The way people work in offices has been changing constantly ever since offices came into existence, although transformation is dependent to a certain extent on culture. The concepts of open-plan design, which right from the start were successful in North America, have had a hard time in Europe. Ideas such as remote work have taken a long time to gain recognition in the minds of Europeans as a valid means to an end, whereas already in 2010, President Obama signed the Telework Enhancement Act, requiring all federal agencies to create policies for eligible employees to work remotely. Between 2014 and 2018, the number of fully-remote US companies jumped from 26 to 170. Also in 2018, 53% of the world’s population worked remotely for at least half the week. As so often in history certain unforeseen events serve as a catalyst for further development. In addition to the catastrophic effects of the coronavirus crisis on all of us, office work has been reinterpreted around the globe. We at Paessler have not been exempt from this phenomenon. In some blog articles at the beginning of the crisis, we already shared with you how we have continued our work with the usual standard of quality and are always there for our customers; just not in the office – but from home. This article is partly a personal report, partly a description of how we at Paessler are working during the "time of corona" and how we will work in the future.
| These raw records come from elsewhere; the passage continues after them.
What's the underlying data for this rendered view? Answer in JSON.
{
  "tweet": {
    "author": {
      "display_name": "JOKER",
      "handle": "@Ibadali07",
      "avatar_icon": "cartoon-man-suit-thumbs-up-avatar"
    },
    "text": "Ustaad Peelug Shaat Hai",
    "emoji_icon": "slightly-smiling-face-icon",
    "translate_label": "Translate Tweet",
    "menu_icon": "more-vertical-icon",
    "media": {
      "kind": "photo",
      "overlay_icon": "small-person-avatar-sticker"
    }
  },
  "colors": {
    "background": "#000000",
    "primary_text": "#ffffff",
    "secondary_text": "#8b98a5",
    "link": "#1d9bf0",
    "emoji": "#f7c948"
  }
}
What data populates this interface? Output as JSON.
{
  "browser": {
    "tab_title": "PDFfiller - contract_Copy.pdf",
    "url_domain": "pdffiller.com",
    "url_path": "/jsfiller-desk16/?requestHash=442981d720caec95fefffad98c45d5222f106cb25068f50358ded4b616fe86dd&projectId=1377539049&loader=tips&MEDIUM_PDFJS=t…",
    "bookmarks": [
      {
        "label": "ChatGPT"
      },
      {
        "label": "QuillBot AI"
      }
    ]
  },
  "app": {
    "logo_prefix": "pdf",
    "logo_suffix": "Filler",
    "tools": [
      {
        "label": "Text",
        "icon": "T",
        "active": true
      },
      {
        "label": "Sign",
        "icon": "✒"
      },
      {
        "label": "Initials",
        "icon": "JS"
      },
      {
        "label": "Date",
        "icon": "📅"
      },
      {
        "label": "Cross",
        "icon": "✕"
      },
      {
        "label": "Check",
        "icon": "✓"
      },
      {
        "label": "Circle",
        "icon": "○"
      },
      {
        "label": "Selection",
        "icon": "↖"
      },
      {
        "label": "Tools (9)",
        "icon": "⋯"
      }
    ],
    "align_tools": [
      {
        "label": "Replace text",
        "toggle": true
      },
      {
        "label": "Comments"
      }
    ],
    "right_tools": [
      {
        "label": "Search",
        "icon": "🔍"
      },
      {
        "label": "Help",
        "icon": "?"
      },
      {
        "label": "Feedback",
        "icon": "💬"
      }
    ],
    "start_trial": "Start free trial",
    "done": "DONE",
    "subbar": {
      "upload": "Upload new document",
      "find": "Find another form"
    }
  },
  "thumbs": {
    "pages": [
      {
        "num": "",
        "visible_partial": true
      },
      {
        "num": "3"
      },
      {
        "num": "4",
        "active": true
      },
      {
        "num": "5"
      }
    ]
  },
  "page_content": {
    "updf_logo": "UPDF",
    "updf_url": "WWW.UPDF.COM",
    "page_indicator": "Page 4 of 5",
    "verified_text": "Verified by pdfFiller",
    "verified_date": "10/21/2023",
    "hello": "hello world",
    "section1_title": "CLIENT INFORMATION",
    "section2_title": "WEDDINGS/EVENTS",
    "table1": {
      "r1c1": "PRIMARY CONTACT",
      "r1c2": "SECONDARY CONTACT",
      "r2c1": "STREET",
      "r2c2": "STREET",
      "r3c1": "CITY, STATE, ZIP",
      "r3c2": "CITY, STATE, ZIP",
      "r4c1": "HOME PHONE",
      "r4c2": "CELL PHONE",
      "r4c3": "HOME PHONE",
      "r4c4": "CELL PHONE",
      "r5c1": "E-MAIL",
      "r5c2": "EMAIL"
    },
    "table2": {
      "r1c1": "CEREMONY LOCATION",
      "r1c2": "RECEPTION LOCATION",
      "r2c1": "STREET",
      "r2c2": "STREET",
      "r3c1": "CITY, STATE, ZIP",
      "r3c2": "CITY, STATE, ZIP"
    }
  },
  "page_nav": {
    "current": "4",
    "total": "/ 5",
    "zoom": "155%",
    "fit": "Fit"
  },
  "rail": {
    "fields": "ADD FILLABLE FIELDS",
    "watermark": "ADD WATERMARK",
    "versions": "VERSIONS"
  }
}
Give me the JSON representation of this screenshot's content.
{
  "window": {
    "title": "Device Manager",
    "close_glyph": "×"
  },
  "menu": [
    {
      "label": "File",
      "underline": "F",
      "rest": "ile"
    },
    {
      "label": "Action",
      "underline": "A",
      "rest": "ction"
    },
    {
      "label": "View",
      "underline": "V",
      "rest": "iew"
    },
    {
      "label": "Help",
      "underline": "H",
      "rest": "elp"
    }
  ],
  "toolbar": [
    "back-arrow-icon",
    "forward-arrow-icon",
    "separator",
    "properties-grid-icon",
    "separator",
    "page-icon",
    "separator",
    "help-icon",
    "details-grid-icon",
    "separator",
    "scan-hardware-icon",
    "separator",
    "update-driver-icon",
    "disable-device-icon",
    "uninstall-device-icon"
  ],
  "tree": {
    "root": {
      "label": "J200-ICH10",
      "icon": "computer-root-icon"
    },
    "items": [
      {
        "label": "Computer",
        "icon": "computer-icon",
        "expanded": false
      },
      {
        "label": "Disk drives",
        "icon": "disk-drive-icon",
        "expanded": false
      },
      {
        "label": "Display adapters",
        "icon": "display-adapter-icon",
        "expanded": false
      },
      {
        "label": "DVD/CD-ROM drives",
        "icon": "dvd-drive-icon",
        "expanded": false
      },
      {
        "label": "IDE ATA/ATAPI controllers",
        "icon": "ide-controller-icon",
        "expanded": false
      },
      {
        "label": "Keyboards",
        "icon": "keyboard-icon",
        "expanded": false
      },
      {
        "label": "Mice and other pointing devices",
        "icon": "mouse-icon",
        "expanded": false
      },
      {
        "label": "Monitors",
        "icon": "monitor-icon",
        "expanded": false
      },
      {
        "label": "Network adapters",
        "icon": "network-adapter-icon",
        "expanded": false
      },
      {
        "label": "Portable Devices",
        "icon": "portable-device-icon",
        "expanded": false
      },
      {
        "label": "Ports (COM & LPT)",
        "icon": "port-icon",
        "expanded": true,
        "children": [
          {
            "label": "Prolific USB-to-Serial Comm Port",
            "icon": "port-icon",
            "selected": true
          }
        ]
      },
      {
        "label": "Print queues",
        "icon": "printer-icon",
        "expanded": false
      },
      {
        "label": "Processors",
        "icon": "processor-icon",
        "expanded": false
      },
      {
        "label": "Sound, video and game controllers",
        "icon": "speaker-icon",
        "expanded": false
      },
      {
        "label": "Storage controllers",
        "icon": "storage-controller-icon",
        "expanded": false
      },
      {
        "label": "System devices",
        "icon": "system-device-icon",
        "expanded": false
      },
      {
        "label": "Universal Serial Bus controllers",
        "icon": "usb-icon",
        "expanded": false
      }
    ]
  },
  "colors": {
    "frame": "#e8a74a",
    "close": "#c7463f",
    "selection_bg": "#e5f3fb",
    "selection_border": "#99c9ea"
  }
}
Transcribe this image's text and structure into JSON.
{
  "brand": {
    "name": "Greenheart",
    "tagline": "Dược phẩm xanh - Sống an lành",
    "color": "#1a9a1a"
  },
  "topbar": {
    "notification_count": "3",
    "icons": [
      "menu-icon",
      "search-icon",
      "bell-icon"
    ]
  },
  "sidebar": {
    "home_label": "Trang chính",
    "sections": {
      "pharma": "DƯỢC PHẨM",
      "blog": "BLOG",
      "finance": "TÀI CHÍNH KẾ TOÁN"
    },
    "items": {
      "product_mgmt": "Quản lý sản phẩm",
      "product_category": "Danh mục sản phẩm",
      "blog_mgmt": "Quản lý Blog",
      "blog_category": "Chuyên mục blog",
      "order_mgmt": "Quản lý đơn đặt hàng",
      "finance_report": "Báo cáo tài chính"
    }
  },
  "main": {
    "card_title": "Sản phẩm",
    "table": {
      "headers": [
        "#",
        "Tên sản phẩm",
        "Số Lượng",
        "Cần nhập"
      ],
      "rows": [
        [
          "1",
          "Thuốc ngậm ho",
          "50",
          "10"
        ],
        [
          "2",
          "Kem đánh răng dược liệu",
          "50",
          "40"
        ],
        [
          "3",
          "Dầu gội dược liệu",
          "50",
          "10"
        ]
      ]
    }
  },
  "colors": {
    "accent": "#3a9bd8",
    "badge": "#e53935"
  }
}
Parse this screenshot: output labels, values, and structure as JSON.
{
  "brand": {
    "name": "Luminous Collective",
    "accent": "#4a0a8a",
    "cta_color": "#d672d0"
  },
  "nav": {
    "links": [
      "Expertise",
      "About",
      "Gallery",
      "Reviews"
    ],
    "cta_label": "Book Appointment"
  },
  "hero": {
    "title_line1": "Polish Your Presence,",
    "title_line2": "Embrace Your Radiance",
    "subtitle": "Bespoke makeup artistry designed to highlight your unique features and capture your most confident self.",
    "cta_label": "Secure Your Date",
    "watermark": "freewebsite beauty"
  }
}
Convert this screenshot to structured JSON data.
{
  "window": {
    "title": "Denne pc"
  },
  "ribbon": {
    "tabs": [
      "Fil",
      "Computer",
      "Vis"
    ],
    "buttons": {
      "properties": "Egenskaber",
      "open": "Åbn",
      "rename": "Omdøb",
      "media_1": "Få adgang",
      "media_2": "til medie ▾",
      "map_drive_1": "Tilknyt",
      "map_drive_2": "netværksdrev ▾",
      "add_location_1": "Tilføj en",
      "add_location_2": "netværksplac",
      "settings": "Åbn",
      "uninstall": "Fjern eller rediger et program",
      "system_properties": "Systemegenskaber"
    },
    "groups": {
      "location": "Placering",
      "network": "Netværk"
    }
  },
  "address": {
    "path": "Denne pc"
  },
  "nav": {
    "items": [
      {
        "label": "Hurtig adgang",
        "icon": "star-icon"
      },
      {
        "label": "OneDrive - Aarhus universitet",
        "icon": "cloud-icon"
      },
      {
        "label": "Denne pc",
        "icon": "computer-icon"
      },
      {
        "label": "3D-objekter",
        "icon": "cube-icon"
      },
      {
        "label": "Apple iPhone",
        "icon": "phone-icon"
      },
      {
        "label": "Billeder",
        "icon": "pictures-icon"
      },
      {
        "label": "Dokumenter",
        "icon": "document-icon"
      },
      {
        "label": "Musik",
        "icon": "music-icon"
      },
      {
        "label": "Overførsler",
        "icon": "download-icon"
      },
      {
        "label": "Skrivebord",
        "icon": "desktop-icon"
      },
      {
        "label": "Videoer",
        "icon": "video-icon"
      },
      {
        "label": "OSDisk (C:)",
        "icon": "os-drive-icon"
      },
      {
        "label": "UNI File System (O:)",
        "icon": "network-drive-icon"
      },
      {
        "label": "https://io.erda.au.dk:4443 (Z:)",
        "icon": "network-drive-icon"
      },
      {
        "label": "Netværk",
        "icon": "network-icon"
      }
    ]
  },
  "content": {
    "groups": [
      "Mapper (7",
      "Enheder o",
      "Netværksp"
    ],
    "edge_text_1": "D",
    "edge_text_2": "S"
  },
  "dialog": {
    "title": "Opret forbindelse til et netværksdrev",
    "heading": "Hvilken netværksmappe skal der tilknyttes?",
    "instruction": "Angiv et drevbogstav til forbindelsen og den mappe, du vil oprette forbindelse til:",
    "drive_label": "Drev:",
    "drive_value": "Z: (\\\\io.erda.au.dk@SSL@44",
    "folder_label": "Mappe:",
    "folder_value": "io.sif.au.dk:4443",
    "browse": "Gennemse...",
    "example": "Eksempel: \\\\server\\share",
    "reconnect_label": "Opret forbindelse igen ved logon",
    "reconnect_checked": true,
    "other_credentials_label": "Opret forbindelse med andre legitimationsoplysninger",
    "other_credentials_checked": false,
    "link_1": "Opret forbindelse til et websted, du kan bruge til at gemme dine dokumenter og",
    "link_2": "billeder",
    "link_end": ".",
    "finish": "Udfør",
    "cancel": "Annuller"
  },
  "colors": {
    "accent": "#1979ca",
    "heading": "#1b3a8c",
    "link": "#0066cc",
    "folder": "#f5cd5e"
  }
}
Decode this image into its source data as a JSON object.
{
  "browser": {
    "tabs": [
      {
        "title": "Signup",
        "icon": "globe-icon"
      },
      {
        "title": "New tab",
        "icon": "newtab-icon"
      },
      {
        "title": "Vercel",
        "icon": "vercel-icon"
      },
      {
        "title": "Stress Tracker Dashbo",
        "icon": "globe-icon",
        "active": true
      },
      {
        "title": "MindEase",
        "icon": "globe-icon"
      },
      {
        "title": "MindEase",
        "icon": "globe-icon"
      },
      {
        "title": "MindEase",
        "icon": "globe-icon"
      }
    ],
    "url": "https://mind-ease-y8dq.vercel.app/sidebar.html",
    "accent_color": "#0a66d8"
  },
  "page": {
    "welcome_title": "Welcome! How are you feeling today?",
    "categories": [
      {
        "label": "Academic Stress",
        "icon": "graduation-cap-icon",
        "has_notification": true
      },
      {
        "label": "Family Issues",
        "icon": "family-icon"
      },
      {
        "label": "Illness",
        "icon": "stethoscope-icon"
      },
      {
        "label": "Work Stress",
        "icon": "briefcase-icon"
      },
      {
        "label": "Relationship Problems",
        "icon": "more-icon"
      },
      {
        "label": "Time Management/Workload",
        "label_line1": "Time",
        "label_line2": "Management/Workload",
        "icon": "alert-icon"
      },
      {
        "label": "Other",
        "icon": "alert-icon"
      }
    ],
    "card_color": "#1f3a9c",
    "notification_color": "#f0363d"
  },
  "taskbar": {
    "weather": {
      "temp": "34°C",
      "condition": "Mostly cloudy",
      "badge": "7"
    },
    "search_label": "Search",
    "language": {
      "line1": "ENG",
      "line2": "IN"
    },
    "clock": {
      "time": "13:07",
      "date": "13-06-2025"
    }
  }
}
After our last release in August with 5 brand new sensor types, PRTG version 20.3.62 again brings a lot of new features. Besides improvements in the context menu and a new notification method, we are happy to present no less than six new sensor types! These are as follows: